The following 3 part entry is to discuss and give an opinion upon the British Steel and larger manufacturing decline within the UK. This initial question was posed:
“Generally I’d like to know if there is anyway of reviving manufacturing in the north Atlantic? Another steel mill closed in Wales losing a couple hundred jobs..”
Recently the BBC reported that as many as 1 in 6 jobs in the UK steel industry may be at risk, given the wholesale decline in steel prices worldwide.
The episode has social implications which echo Thatcher’s 1980s coal mine closures, a divisive series of incidents in British history which are still remembered bitterly by some segments of British society, and are applauded by others. There are, of course, serious social consequences to this spate of lay-offs. Increased unemployment puts a burden on the government to react which, in turn, will further burden taxpayers. It is also unlikely that the hard-working men and women within the industry will truly understand the root cause of their redundancy; social upheaval and civil unrest in the affected areas seems increasingly likely. So, what can be done, if anything?
There are two approaches to this fundamentally economic question: a series of policies which can be put in place by the British government, and solutions which come directly from within the industry. I will first examine the public sector policies, then the industry approach. Finally I’ll discuss the underlying macroeconomic situation to detail which solutions will work best.
Trade Protectionism- Barriers to Trade:

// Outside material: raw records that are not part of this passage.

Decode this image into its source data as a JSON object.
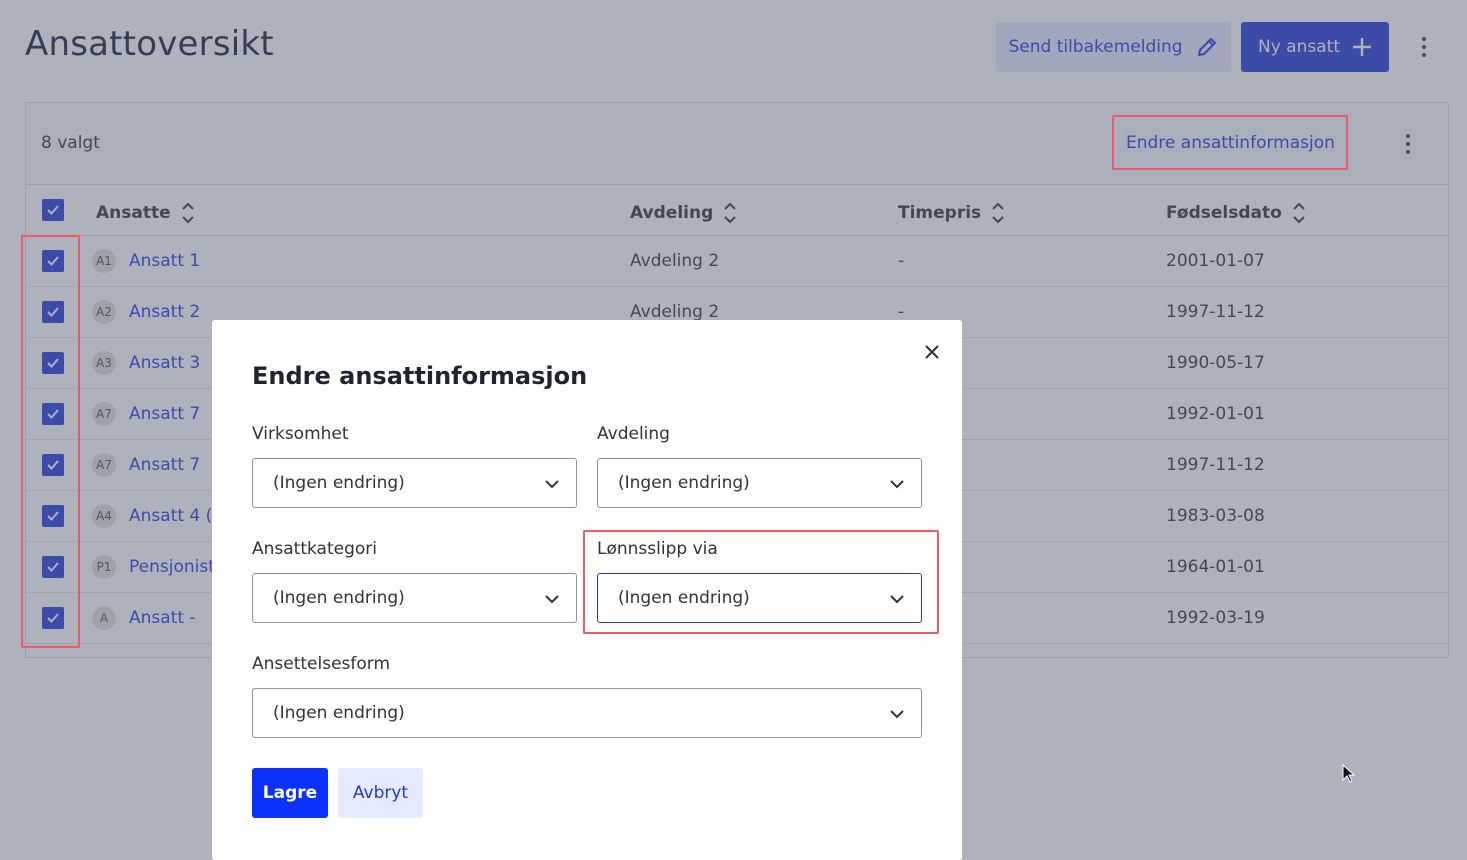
{
  "header": {
    "title": "Ansattoversikt",
    "feedback_label": "Send tilbakemelding",
    "new_employee_label": "Ny ansatt"
  },
  "table_bar": {
    "selected_count": "8 valgt",
    "edit_action": "Endre ansattinformasjon"
  },
  "columns": {
    "employees": "Ansatte",
    "department": "Avdeling",
    "hourly_rate": "Timepris",
    "birthdate": "Fødselsdato"
  },
  "rows": [
    {
      "initials": "A1",
      "name": "Ansatt 1",
      "department": "Avdeling 2",
      "rate": "-",
      "birthdate": "2001-01-07"
    },
    {
      "initials": "A2",
      "name": "Ansatt 2",
      "department": "Avdeling 2",
      "rate": "-",
      "birthdate": "1997-11-12"
    },
    {
      "initials": "A3",
      "name": "Ansatt 3",
      "department": "",
      "rate": "",
      "birthdate": "1990-05-17"
    },
    {
      "initials": "A7",
      "name": "Ansatt 7",
      "department": "",
      "rate": "",
      "birthdate": "1992-01-01"
    },
    {
      "initials": "A7",
      "name": "Ansatt 7",
      "department": "",
      "rate": "",
      "birthdate": "1997-11-12"
    },
    {
      "initials": "A4",
      "name": "Ansatt 4 (",
      "department": "",
      "rate": "",
      "birthdate": "1983-03-08"
    },
    {
      "initials": "P1",
      "name": "Pensjonist",
      "department": "",
      "rate": "",
      "birthdate": "1964-01-01"
    },
    {
      "initials": "A",
      "name": "Ansatt -",
      "department": "",
      "rate": "",
      "birthdate": "1992-03-19"
    }
  ],
  "modal": {
    "title": "Endre ansattinformasjon",
    "fields": {
      "company": {
        "label": "Virksomhet",
        "value": "(Ingen endring)"
      },
      "department": {
        "label": "Avdeling",
        "value": "(Ingen endring)"
      },
      "category": {
        "label": "Ansattkategori",
        "value": "(Ingen endring)"
      },
      "payslip": {
        "label": "Lønnsslipp via",
        "value": "(Ingen endring)"
      },
      "employment": {
        "label": "Ansettelsesform",
        "value": "(Ingen endring)"
      }
    },
    "save_label": "Lagre",
    "cancel_label": "Avbryt"
  },
  "colors": {
    "primary": "#2438d6",
    "highlight": "#ec5b68",
    "overlay": "#585f76"
  },
  "icons": [
    "pencil-icon",
    "plus-icon",
    "more-vertical-icon",
    "sort-icon",
    "check-icon",
    "close-icon",
    "chevron-down-icon",
    "mouse-cursor-icon"
  ]
}
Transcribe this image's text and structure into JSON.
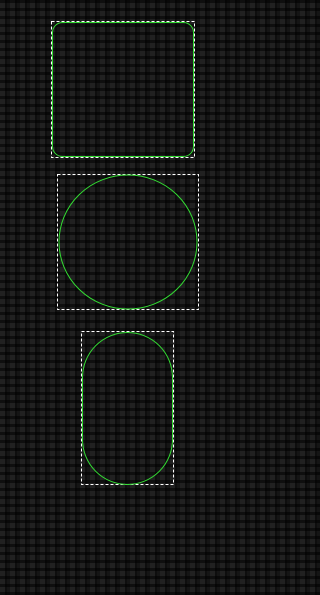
{
  "style": {
    "background": "#151515",
    "shape_stroke": "#33dd33",
    "selection_stroke": "#ffffff"
  },
  "shapes": [
    {
      "kind": "rounded-rectangle"
    },
    {
      "kind": "circle"
    },
    {
      "kind": "pill"
    }
  ]
}
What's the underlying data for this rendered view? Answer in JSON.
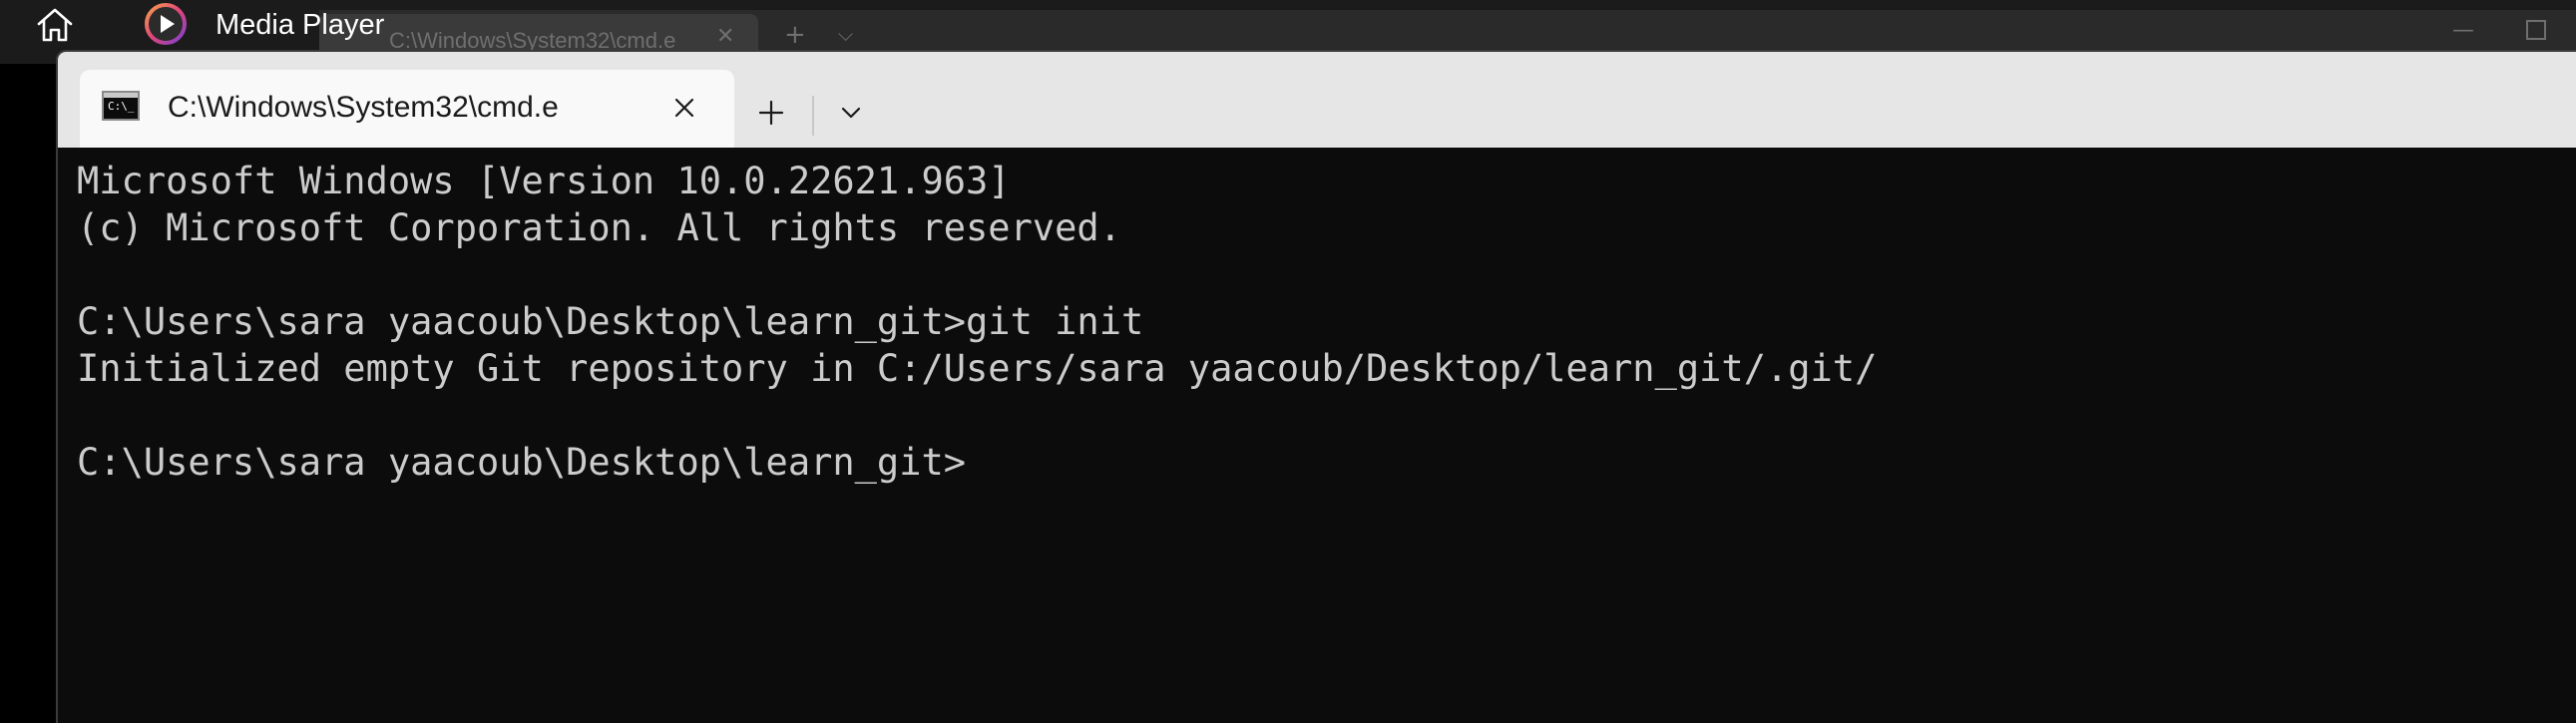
{
  "taskbar": {
    "home_icon": "home-icon",
    "app_icon": "media-player-icon",
    "app_title": "Media Player"
  },
  "background_window": {
    "tab_label": "C:\\Windows\\System32\\cmd.e",
    "close_glyph": "✕",
    "plus_glyph": "+",
    "chevron_glyph": "⌵",
    "minimize_glyph": "—"
  },
  "window": {
    "tab": {
      "icon": "cmd-icon",
      "icon_prompt": "C:\\_",
      "label": "C:\\Windows\\System32\\cmd.e",
      "close_icon": "close-icon"
    },
    "new_tab_icon": "plus-icon",
    "dropdown_icon": "chevron-down-icon"
  },
  "terminal": {
    "lines": [
      "Microsoft Windows [Version 10.0.22621.963]",
      "(c) Microsoft Corporation. All rights reserved.",
      "",
      "C:\\Users\\sara yaacoub\\Desktop\\learn_git>git init",
      "Initialized empty Git repository in C:/Users/sara yaacoub/Desktop/learn_git/.git/",
      "",
      "C:\\Users\\sara yaacoub\\Desktop\\learn_git>"
    ]
  },
  "colors": {
    "terminal_bg": "#0c0c0c",
    "terminal_text": "#cccccc",
    "tabbar_bg": "#e6e6e6",
    "active_tab_bg": "#f9f9f9",
    "media_player_accent": "#e0457b"
  }
}
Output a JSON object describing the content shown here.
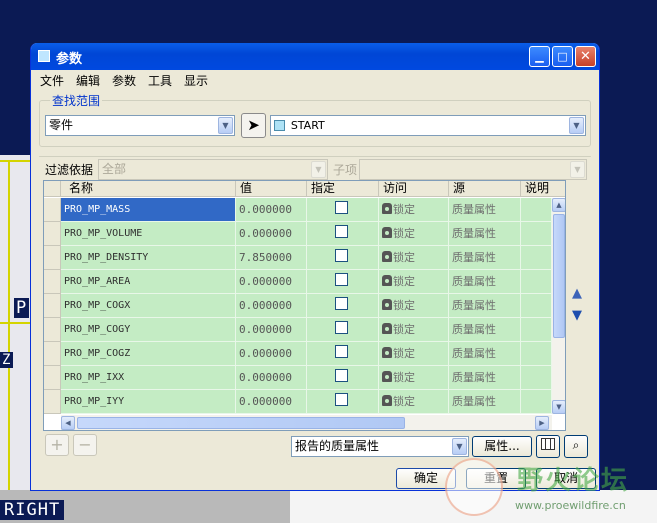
{
  "window": {
    "title": "参数"
  },
  "menu": [
    "文件",
    "编辑",
    "参数",
    "工具",
    "显示"
  ],
  "search": {
    "group_label": "查找范围",
    "scope": "零件",
    "model": "START"
  },
  "filter": {
    "label": "过滤依据",
    "value": "全部",
    "sub_label": "子项",
    "sub_value": ""
  },
  "table": {
    "headers": [
      "名称",
      "值",
      "指定",
      "访问",
      "源",
      "说明"
    ],
    "rows": [
      {
        "name": "PRO_MP_MASS",
        "value": "0.000000",
        "access": "锁定",
        "source": "质量属性"
      },
      {
        "name": "PRO_MP_VOLUME",
        "value": "0.000000",
        "access": "锁定",
        "source": "质量属性"
      },
      {
        "name": "PRO_MP_DENSITY",
        "value": "7.850000",
        "access": "锁定",
        "source": "质量属性"
      },
      {
        "name": "PRO_MP_AREA",
        "value": "0.000000",
        "access": "锁定",
        "source": "质量属性"
      },
      {
        "name": "PRO_MP_COGX",
        "value": "0.000000",
        "access": "锁定",
        "source": "质量属性"
      },
      {
        "name": "PRO_MP_COGY",
        "value": "0.000000",
        "access": "锁定",
        "source": "质量属性"
      },
      {
        "name": "PRO_MP_COGZ",
        "value": "0.000000",
        "access": "锁定",
        "source": "质量属性"
      },
      {
        "name": "PRO_MP_IXX",
        "value": "0.000000",
        "access": "锁定",
        "source": "质量属性"
      },
      {
        "name": "PRO_MP_IYY",
        "value": "0.000000",
        "access": "锁定",
        "source": "质量属性"
      }
    ],
    "selected_row": 0
  },
  "bottom": {
    "add": "+",
    "remove": "−",
    "report_select": "报告的质量属性",
    "properties_button": "属性..."
  },
  "footer": {
    "ok": "确定",
    "reset": "重置",
    "cancel": "取消"
  },
  "background": {
    "labels": [
      "P",
      "Z",
      "RIGHT"
    ]
  },
  "watermark": {
    "text": "野火论坛",
    "url": "www.proewildfire.cn"
  },
  "colors": {
    "title_bar": "#0046d5",
    "row_fill": "#c4ecc4",
    "selection": "#3169c6",
    "group_label": "#0033cc"
  }
}
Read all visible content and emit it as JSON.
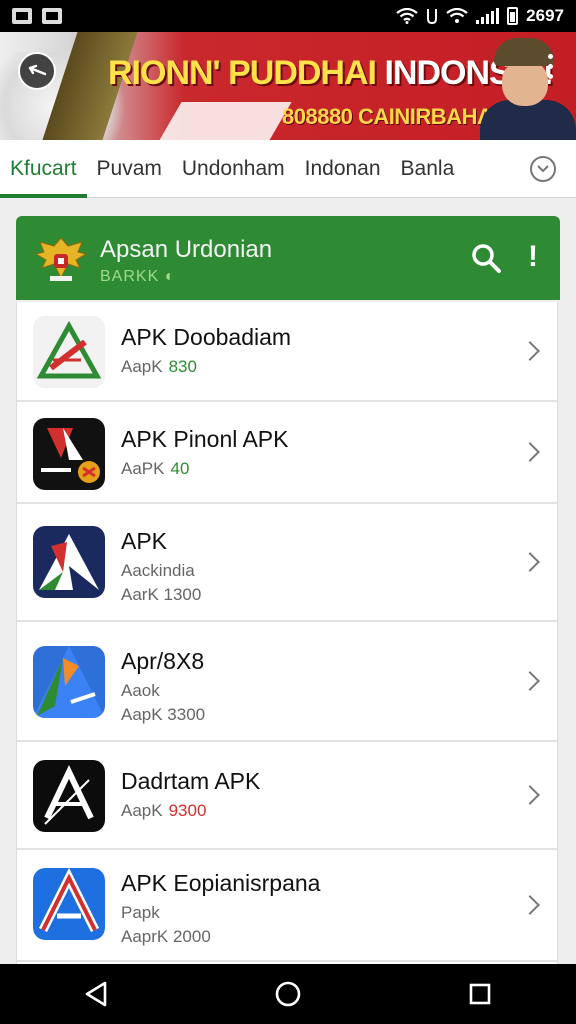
{
  "status_bar": {
    "time": "2697",
    "icons": [
      "notification-icon",
      "gallery-icon",
      "wifi-icon",
      "signal-icon",
      "battery-icon"
    ]
  },
  "banner": {
    "title_part1": "RIONN' PUDDHAI",
    "title_part2": "INDONSIA!",
    "subtitle": "808880 CAINIRBAHAN"
  },
  "tabs": [
    {
      "label": "Kfucart",
      "active": true
    },
    {
      "label": "Puvam",
      "active": false
    },
    {
      "label": "Undonham",
      "active": false
    },
    {
      "label": "Indonan",
      "active": false
    },
    {
      "label": "Banla",
      "active": false
    }
  ],
  "header_card": {
    "title": "Apsan Urdonian",
    "subtitle": "BARKK",
    "color": "#2e8b34"
  },
  "apps": [
    {
      "name": "APK Doobadiam",
      "line2_label": "AapK",
      "line2_value": "830",
      "line2_color": "#2e8b34",
      "line3": ""
    },
    {
      "name": "APK Pinonl  APK",
      "line2_label": "AaPK",
      "line2_value": "40",
      "line2_color": "#2e8b34",
      "line3": ""
    },
    {
      "name": "APK",
      "line2_label": "Aackindia",
      "line2_value": "",
      "line2_color": "#666666",
      "line3": "AarK  1300"
    },
    {
      "name": "Apr/8X8",
      "line2_label": "Aaok",
      "line2_value": "",
      "line2_color": "#666666",
      "line3": "AapK  3300"
    },
    {
      "name": "Dadrtam APK",
      "line2_label": "AapK",
      "line2_value": "9300",
      "line2_color": "#d32f2f",
      "line3": ""
    },
    {
      "name": "APK Eopianisrpana",
      "line2_label": "Papk",
      "line2_value": "",
      "line2_color": "#666666",
      "line3": "AaprK  2000"
    }
  ],
  "navbar": [
    "back-icon",
    "home-icon",
    "recents-icon"
  ]
}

Governments have a range of protectionist policies to implement to support industries at home. These range from import tariffs on foreign export (home import) steel, to import quotas on the more moderate end, to trade embargos or sanctions in more extreme cases. In essence though, these policies can be broken down fundamentally into two camps:
- Policies which restrict the foreign supply of goods into the country.
- Policies which make foreign bought goods less competitive relative to home manufactured goods at the point of sale by adding cost to them. Typically by placing fees or taxes on foreign importers.
The government could decide to support the industry through taxpayer funds, in essence, provide the industry with a fixed cash flow in order to tread water and survive.
Intervening in the market value of the currency causing it to strengthen (appreciate) or weaken (depreciate) against other currencies would alter the trade balance. The direction in which the trade balance would need to be influenced depends on the balance of trade.
(More information on neo-classical economic models for the market affects of taxation can be found here via the KhanAcademy. Obviously using the same basic supply and demand curve and neoclassical theory a supply-restricting policy would be exhibited as a left shift of the supply curve.)
Profitability is a function of two things. Revenues and costs.
Total Profit = Total Revenue – Total Costs
In order to maintain profitability you must therefore either increase your revenues, or reduce your costs. Revenue is just the cash received by the company from sales.
Solutions to increase revenues are typically increasing sales, or increasing prices. It should be obvious that this is capped by market demand, as well as supply in the form of competition.
Solutions to decrease costs almost singularly take the form of increasing productivity per unit of labor and capital. This might take the form of laying off the least productive staff (managers, older/slower workers etc.), reducing administrative costs, or increasing the output of the capital stock which would mean increasing the efficiency of the machinery (or the people, through education) which achieves the output.
The latter phenomena explains why there is an incentive for companies to continuously reinvest profits in research and development despite it tending to be quite a risky use of capital.
A trivial implication of the above equation is that if your outgoing costs are greater than incoming money your company is no longer profitable. This general economic framework will be transposed onto the global economy and discussed in Part 2 ..